Consolidated Reference Model (CRM)

The Consolidated Reference Model of the FEAF equips OMB and Federal agencies with a common language and framework to describe and analyze investments. It consists of a set of interrelated “reference models” designed to facilitate cross-agency analysis and the identification of duplicative investments, gaps and opportunities for collaboration within and across agencies. Collectively, the reference models comprise a framework for describing important elements of federal agency operations in a common and consistent way. Through the use of the FEAF and its vocabulary, IT portfolios can be better managed and leveraged across the federal government, enhancing collaboration and ultimately transforming the Federal government.[1]
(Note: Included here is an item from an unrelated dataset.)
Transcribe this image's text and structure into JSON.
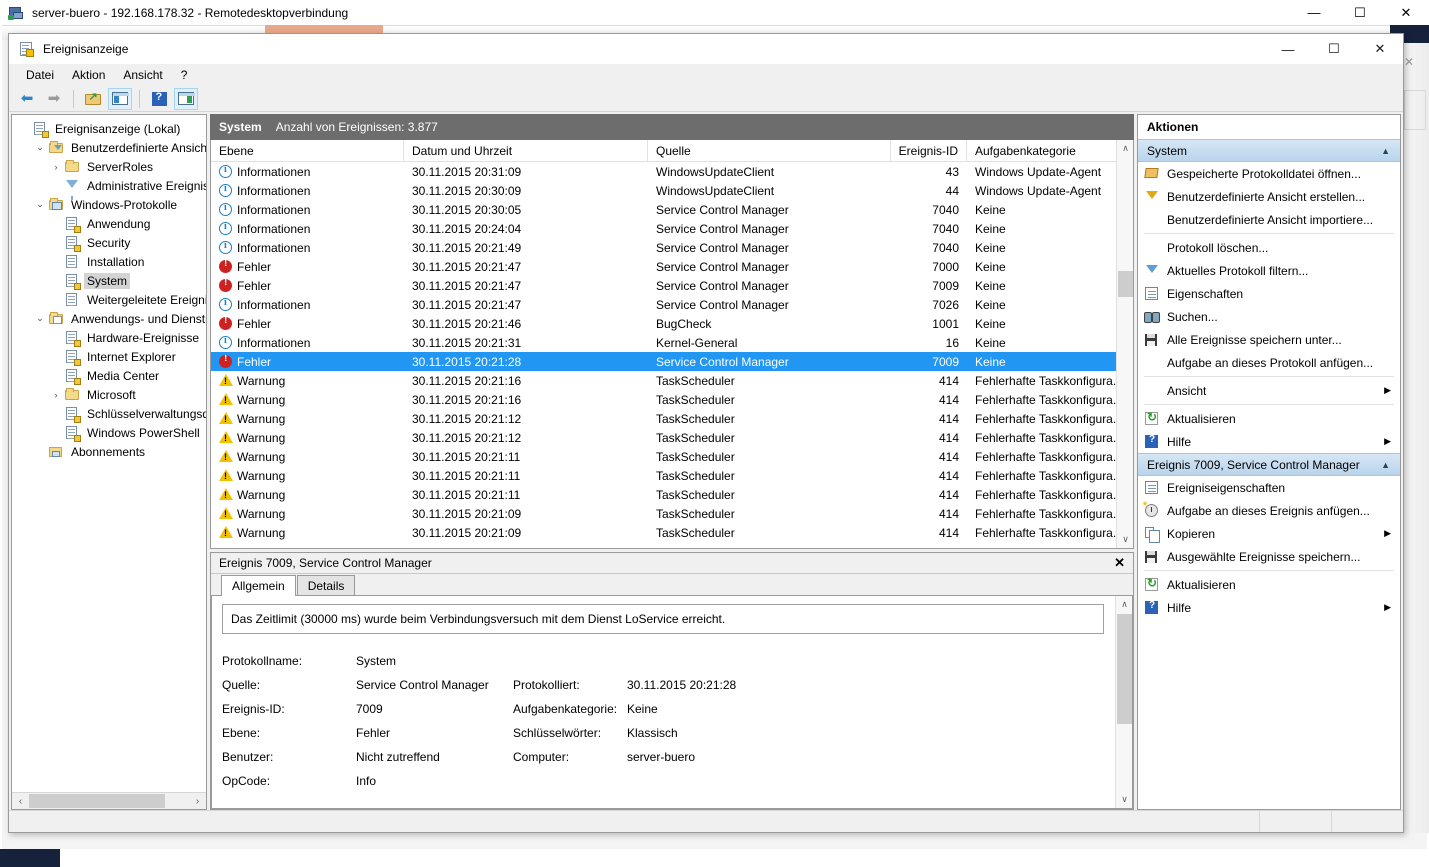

The FEAF is built using an assortment of reference models that develop a common taxonomy and ontology for describing IT resources. FEA Version 1 included five reference models in version 1 (see below) have been regrouped and expanded into six in the FEAF-II.
Performance Reference Model (PRM): This reference model supports architectural analysis and reporting in the strategy sub-architecture view of the overall EA. The PRM links agency strategy, internal business components, and investments, providing a means to measure the impact of those investments on strategic outcomes.
Business Reference Model (BRM): This reference model, which combines the Business and Service Component Reference Models from FEAF v1, supports architectural analysis and reporting in the business services sub-architecture view of the overall EA. The BRM describes an organization through a taxonomy of common mission and support service areas instead of through a stove-piped organizational view, thereby promoting intra- and inter-agency collaboration.
Data Reference Model (DRM): The DRM facilitates discovery of existing data holdings residing in “silos” and enables understanding the meaning of the data, how to access it, and how to leverage it to support performance results.
Application Reference Model (ARM):The ARM categorizes the system- and application-related standards and technologies that support the delivery of service capabilities, allowing agencies to share and reuse common solutions and benefit from economies of scale.
Infrastructure Reference Model (IRM): The IRM categorizes the network/cloud related standards and technologies to support and enable the delivery of voice, data, video, and mobile service components and capabilities.
Security Reference Model (SRM): The SRM provides a common language and methodology for discussing security and privacy in the context of federal agencies’ business and performance goals.[2]

Consolidated Reference Model (CRM)
source: Wikipedia


  1. Overview of the Consolidated Reference Model
  2. Version 2 reference models: Consolidated Reference Model Wikipedia

Further Reading

  • Building a Tangible TRM: Results-oriented architecture requires traceable reference models Snyders
  • FEA Consolidated Reference Model Document Version 2.3 USDA